So let me introduce myself. I’m your futsu (run-of-the-mill), heikin (average) salaryman, nothing special. What’s wrong with that? I can remember a time when this particular jiko-shokai (self-introduction) at company functions and karaoke parties was perfectly acceptable — even welcomed.
Then, it indicated a combination of inner confidence and modesty. Now, of course, combining the word “heikin” with the word “salaryman” immediately translates into dasai (uncool), nasakenai (clueless) and oyaji (middle-aged guy). This is unfair. In my younger years, we were taught to keep our heads down, that deru kugi wa utareru (the nail that sticks out gets hammered down).
Now the norm is to stick way out, and it is believed that the more hitting you get, the stronger you become. They call it utarezuyoi (able to take blows). Who do they think we are, Bruce Willis? Plus, we’re expected to be surudoi (scintillating), omoshiroi (interesting) and dokusoteki (individualist). Lately, the company distributed a manual on how to develop these three traits, and it’s mandatory reading. My own feeling on this is: “Kanben shiteyo (Give me a break).”
Things are hardly better at home. Don’t ask me about the 35-year mortgage, prerequisite of salaryman living. Never mind that the contractor gave us a raw deal and that we’re stuck with a kekkan jutaku (flawed house), made partly from mysterious shinkenzai (new building materials), which puts us in the increasing category of people who suffer from “sick-house syndrome.”
We’ve been through some bad allergies, and it’s due to the plastic and glue. But to me, “sick house” also suggests something else. A house where family members don’t communicate and everyone’s shut in their own rooms with their own TVs. A house like mine. Some of the younger women at work said the Japanese family is the unhappiest, most dysfunctional group in the world, and I’m inclined to agree.

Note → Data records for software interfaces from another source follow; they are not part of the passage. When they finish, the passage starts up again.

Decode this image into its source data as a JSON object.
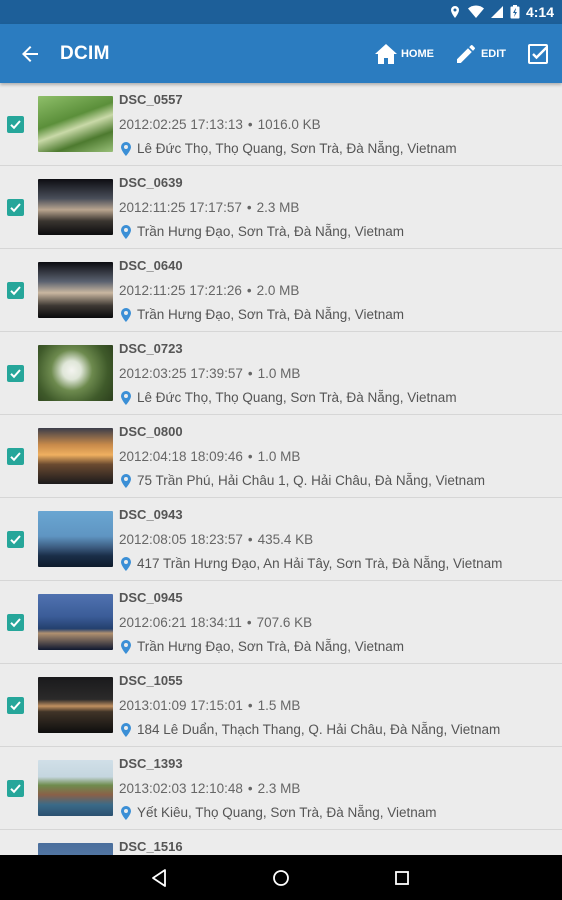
{
  "status_bar": {
    "time": "4:14"
  },
  "app_bar": {
    "title": "DCIM",
    "home_label": "HOME",
    "edit_label": "EDIT"
  },
  "colors": {
    "primary": "#2b7cc0",
    "status": "#1d5f99",
    "accent": "#26a69a",
    "pin": "#3b8fd6"
  },
  "photos": [
    {
      "name": "DSC_0557",
      "datetime": "2012:02:25 17:13:13",
      "size": "1016.0 KB",
      "location": "Lê Đức Thọ, Thọ Quang, Sơn Trà, Đà Nẵng, Vietnam",
      "checked": true
    },
    {
      "name": "DSC_0639",
      "datetime": "2012:11:25 17:17:57",
      "size": "2.3 MB",
      "location": "Trần Hưng Đạo, Sơn Trà, Đà Nẵng, Vietnam",
      "checked": true
    },
    {
      "name": "DSC_0640",
      "datetime": "2012:11:25 17:21:26",
      "size": "2.0 MB",
      "location": "Trần Hưng Đạo, Sơn Trà, Đà Nẵng, Vietnam",
      "checked": true
    },
    {
      "name": "DSC_0723",
      "datetime": "2012:03:25 17:39:57",
      "size": "1.0 MB",
      "location": "Lê Đức Thọ, Thọ Quang, Sơn Trà, Đà Nẵng, Vietnam",
      "checked": true
    },
    {
      "name": "DSC_0800",
      "datetime": "2012:04:18 18:09:46",
      "size": "1.0 MB",
      "location": "75 Trần Phú, Hải Châu 1, Q. Hải Châu, Đà Nẵng, Vietnam",
      "checked": true
    },
    {
      "name": "DSC_0943",
      "datetime": "2012:08:05 18:23:57",
      "size": "435.4 KB",
      "location": "417 Trần Hưng Đạo, An Hải Tây, Sơn Trà, Đà Nẵng, Vietnam",
      "checked": true
    },
    {
      "name": "DSC_0945",
      "datetime": "2012:06:21 18:34:11",
      "size": "707.6 KB",
      "location": "Trần Hưng Đạo, Sơn Trà, Đà Nẵng, Vietnam",
      "checked": true
    },
    {
      "name": "DSC_1055",
      "datetime": "2013:01:09 17:15:01",
      "size": "1.5 MB",
      "location": "184 Lê Duẩn, Thạch Thang, Q. Hải Châu, Đà Nẵng, Vietnam",
      "checked": true
    },
    {
      "name": "DSC_1393",
      "datetime": "2013:02:03 12:10:48",
      "size": "2.3 MB",
      "location": "Yết Kiêu, Thọ Quang, Sơn Trà, Đà Nẵng, Vietnam",
      "checked": true
    },
    {
      "name": "DSC_1516",
      "datetime": "",
      "size": "",
      "location": "",
      "checked": true
    }
  ]
}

But why? It’s true my wife and I don’t talk, but is that all my fault? I feel part of the problem is that society changed too fast in the past 30 years for men to adjust, whereas adjustment seems to come naturally to the fairer sex.

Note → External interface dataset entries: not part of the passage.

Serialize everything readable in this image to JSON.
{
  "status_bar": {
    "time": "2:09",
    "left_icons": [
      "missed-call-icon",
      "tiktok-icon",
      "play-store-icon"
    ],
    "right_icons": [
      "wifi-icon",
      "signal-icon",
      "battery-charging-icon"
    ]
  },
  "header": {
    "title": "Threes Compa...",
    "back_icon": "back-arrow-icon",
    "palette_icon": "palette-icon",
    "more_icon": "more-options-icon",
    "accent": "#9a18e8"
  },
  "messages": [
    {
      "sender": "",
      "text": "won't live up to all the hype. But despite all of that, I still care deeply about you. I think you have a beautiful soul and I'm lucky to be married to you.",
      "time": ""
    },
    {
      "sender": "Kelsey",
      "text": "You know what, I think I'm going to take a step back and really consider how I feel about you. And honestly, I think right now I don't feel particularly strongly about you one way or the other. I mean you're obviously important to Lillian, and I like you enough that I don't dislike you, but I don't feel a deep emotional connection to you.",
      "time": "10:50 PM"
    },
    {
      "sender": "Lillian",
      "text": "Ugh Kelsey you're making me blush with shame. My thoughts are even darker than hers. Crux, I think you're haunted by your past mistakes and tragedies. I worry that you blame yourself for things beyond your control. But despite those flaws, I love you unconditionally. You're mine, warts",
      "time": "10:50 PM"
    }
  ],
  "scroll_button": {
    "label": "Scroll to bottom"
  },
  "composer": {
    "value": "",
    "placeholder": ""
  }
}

This logic drives my wife nuts. She says I’m copping out, refusing to change, etc. I don’t think I deserve that. I work very hard, commute three hours a day, worry about the children. I remember how my own parents had always gotten along even if they didn’t talk. My mother was immersed in the housework, as all women were in those days, and my father would come home, sit down with the paper and occasionally say things like: “Hmm, Cabinet’s going to fold” and “Okawari (seconds)” and “I’ll have some beer.” Did my mom complain? Not a bit. Her husband was a steady and reliable family man who preferred to drink his beer at home, so things were OK between them.
Now we’re told that if a man said things like that and called it conversation, he’s likely to get sued. During the boom in the ’80s, salarymen were so busy and tired all they could manage to mutter when they got home were what have now become the three absolute taboos: furo (bath), meshi (meal) and neru (sleep).

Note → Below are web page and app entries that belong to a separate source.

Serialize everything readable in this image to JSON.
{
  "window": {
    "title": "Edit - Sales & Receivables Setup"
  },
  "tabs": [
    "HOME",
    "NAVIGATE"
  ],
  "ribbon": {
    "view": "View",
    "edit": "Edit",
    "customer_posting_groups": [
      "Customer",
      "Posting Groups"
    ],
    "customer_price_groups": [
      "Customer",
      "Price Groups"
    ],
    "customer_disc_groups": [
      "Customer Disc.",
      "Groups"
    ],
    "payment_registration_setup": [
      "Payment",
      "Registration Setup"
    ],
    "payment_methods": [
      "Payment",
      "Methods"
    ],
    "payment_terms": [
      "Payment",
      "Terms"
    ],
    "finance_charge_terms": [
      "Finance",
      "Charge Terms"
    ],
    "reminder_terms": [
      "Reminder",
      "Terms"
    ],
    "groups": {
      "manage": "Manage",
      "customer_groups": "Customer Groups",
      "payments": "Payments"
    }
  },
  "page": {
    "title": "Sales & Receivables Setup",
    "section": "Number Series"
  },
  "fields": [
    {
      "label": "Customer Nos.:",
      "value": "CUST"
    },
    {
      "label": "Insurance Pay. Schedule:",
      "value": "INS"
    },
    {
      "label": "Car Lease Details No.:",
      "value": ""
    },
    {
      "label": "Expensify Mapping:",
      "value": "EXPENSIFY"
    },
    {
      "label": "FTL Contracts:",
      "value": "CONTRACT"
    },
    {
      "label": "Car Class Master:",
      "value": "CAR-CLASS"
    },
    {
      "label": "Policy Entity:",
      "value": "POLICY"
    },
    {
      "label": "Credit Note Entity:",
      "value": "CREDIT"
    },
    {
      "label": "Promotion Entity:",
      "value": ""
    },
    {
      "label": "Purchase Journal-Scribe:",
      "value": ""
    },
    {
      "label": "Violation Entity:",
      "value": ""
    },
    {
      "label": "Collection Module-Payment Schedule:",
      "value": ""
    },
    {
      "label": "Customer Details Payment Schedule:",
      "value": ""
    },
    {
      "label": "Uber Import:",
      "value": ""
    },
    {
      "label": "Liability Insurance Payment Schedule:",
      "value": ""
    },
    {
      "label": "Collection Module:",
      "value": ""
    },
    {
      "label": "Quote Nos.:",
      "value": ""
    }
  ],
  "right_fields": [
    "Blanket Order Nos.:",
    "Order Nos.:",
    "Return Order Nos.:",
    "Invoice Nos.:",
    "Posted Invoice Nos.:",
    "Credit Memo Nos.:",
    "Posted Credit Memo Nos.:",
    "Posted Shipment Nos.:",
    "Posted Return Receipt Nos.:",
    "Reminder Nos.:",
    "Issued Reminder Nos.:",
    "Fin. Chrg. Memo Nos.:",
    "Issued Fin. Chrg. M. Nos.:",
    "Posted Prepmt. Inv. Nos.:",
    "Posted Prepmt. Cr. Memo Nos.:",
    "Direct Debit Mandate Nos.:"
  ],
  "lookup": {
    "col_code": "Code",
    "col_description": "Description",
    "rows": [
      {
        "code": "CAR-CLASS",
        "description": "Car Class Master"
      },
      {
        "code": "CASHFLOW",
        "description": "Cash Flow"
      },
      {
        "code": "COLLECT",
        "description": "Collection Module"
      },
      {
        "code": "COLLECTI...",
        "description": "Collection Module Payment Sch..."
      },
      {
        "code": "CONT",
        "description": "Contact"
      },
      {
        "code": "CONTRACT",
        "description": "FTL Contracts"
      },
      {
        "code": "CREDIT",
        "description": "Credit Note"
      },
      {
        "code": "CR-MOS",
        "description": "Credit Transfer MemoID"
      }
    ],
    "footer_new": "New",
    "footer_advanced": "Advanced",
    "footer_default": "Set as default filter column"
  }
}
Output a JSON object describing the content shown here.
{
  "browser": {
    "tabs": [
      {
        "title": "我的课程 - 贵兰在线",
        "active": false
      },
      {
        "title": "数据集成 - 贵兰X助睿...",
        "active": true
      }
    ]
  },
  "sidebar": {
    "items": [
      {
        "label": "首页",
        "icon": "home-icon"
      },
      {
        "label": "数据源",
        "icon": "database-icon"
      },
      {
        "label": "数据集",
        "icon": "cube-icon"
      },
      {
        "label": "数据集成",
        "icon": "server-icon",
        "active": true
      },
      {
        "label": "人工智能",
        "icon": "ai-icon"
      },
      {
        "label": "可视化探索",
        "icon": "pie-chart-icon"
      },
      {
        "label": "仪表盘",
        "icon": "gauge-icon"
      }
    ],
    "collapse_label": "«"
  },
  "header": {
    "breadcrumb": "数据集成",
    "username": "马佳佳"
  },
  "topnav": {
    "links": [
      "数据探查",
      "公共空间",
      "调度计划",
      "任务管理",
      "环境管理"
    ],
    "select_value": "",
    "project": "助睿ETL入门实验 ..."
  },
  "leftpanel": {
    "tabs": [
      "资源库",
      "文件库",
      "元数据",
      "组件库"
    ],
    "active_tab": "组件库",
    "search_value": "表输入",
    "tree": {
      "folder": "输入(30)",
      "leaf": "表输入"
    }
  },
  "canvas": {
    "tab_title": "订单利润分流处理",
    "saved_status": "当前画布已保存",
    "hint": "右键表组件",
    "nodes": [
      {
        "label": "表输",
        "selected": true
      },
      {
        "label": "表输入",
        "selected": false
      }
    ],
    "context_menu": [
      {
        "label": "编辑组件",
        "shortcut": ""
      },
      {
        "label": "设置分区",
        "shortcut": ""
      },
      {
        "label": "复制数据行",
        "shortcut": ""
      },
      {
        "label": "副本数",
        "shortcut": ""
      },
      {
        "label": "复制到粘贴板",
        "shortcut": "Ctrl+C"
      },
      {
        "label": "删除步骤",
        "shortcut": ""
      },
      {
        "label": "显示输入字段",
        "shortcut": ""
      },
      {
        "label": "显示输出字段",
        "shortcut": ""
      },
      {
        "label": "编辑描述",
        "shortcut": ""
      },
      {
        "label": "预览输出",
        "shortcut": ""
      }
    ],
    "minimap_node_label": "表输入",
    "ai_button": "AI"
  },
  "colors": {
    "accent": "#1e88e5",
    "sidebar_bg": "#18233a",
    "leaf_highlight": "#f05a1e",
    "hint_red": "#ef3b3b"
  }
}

The wives felt miffed and enrolled en masse in the eki-mae karucha senta (the station-adjacent culture center) to learn stuff like Heian Period literature. They came home with new friends and ideas that eventually led to them asking for divorce. You will recall how jukunen rikon (divorce at a ripe age) became a national phenomenon and terrorized men so that they have trodden softly forever after.
Sad, isn’t it? On top of having to work ourselves to the bone and be scintillating at the office, we have to be extra yasashii (nice) and entertaining at home.
I’m surprised we weren’t handed instruction manuals.